• **Aim of the task**:
Take the entries below and give them back exactly. Leave out nothing.

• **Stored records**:
────
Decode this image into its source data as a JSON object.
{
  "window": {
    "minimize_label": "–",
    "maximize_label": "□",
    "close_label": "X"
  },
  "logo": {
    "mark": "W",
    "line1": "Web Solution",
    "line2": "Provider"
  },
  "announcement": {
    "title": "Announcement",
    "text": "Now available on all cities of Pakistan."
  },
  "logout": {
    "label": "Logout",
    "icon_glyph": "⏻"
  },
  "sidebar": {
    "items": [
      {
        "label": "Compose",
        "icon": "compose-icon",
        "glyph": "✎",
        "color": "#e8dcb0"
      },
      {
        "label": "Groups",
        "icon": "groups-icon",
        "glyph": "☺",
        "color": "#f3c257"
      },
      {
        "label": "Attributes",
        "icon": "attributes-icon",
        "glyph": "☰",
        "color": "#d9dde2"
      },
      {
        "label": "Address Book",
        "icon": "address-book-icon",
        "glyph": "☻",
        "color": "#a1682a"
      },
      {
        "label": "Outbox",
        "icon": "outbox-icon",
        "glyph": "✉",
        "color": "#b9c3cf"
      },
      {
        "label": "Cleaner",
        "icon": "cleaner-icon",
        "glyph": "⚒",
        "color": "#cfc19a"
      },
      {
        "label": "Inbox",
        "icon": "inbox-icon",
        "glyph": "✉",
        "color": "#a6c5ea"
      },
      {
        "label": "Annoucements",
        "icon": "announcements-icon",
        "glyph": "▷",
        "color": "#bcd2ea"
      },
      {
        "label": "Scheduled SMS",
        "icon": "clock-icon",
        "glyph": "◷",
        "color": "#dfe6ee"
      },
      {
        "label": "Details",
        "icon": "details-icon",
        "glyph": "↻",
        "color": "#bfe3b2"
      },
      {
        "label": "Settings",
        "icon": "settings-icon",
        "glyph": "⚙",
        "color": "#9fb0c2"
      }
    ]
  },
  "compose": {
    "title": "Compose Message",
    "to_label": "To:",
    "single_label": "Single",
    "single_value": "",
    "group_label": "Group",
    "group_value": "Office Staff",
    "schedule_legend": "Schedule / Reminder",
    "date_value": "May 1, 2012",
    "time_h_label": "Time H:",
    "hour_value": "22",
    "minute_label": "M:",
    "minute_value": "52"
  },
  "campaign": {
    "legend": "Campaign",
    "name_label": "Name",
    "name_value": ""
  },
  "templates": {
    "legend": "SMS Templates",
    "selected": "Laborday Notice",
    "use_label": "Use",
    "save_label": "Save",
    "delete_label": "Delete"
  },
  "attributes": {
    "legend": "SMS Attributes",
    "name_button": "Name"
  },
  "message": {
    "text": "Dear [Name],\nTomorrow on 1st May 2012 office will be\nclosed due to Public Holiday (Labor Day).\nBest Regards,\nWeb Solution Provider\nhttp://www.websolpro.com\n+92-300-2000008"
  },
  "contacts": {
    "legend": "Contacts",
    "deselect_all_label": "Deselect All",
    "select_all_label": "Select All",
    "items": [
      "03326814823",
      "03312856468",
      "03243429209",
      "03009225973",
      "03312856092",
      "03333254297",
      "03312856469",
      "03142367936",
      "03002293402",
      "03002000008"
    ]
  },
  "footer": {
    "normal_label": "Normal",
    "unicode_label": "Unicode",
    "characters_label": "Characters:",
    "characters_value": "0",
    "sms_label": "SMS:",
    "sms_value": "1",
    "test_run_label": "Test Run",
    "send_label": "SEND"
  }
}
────
• **Answer section**:
Decode this image into its source data as a JSON object.
{
  "window": {
    "minimize_label": "–",
    "maximize_label": "□",
    "close_label": "X"
  },
  "logo": {
    "mark": "W",
    "line1": "Web Solution",
    "line2": "Provider"
  },
  "announcement": {
    "title": "Announcement",
    "text": "Now available on all cities of Pakistan."
  },
  "logout": {
    "label": "Logout",
    "icon_glyph": "⏻"
  },
  "sidebar": {
    "items": [
      {
        "label": "Compose",
        "icon": "compose-icon",
        "glyph": "✎",
        "color": "#e8dcb0"
      },
      {
        "label": "Groups",
        "icon": "groups-icon",
        "glyph": "☺",
        "color": "#f3c257"
      },
      {
        "label": "Attributes",
        "icon": "attributes-icon",
        "glyph": "☰",
        "color": "#d9dde2"
      },
      {
        "label": "Address Book",
        "icon": "address-book-icon",
        "glyph": "☻",
        "color": "#a1682a"
      },
      {
        "label": "Outbox",
        "icon": "outbox-icon",
        "glyph": "✉",
        "color": "#b9c3cf"
      },
      {
        "label": "Cleaner",
        "icon": "cleaner-icon",
        "glyph": "⚒",
        "color": "#cfc19a"
      },
      {
        "label": "Inbox",
        "icon": "inbox-icon",
        "glyph": "✉",
        "color": "#a6c5ea"
      },
      {
        "label": "Annoucements",
        "icon": "announcements-icon",
        "glyph": "▷",
        "color": "#bcd2ea"
      },
      {
        "label": "Scheduled SMS",
        "icon": "clock-icon",
        "glyph": "◷",
        "color": "#dfe6ee"
      },
      {
        "label": "Details",
        "icon": "details-icon",
        "glyph": "↻",
        "color": "#bfe3b2"
      },
      {
        "label": "Settings",
        "icon": "settings-icon",
        "glyph": "⚙",
        "color": "#9fb0c2"
      }
    ]
  },
  "compose": {
    "title": "Compose Message",
    "to_label": "To:",
    "single_label": "Single",
    "single_value": "",
    "group_label": "Group",
    "group_value": "Office Staff",
    "schedule_legend": "Schedule / Reminder",
    "date_value": "May 1, 2012",
    "time_h_label": "Time H:",
    "hour_value": "22",
    "minute_label": "M:",
    "minute_value": "52"
  },
  "campaign": {
    "legend": "Campaign",
    "name_label": "Name",
    "name_value": ""
  },
  "templates": {
    "legend": "SMS Templates",
    "selected": "Laborday Notice",
    "use_label": "Use",
    "save_label": "Save",
    "delete_label": "Delete"
  },
  "attributes": {
    "legend": "SMS Attributes",
    "name_button": "Name"
  },
  "message": {
    "text": "Dear [Name],\nTomorrow on 1st May 2012 office will be\nclosed due to Public Holiday (Labor Day).\nBest Regards,\nWeb Solution Provider\nhttp://www.websolpro.com\n+92-300-2000008"
  },
  "contacts": {
    "legend": "Contacts",
    "deselect_all_label": "Deselect All",
    "select_all_label": "Select All",
    "items": [
      "03326814823",
      "03312856468",
      "03243429209",
      "03009225973",
      "03312856092",
      "03333254297",
      "03312856469",
      "03142367936",
      "03002293402",
      "03002000008"
    ]
  },
  "footer": {
    "normal_label": "Normal",
    "unicode_label": "Unicode",
    "characters_label": "Characters:",
    "characters_value": "0",
    "sms_label": "SMS:",
    "sms_value": "1",
    "test_run_label": "Test Run",
    "send_label": "SEND"
  }
}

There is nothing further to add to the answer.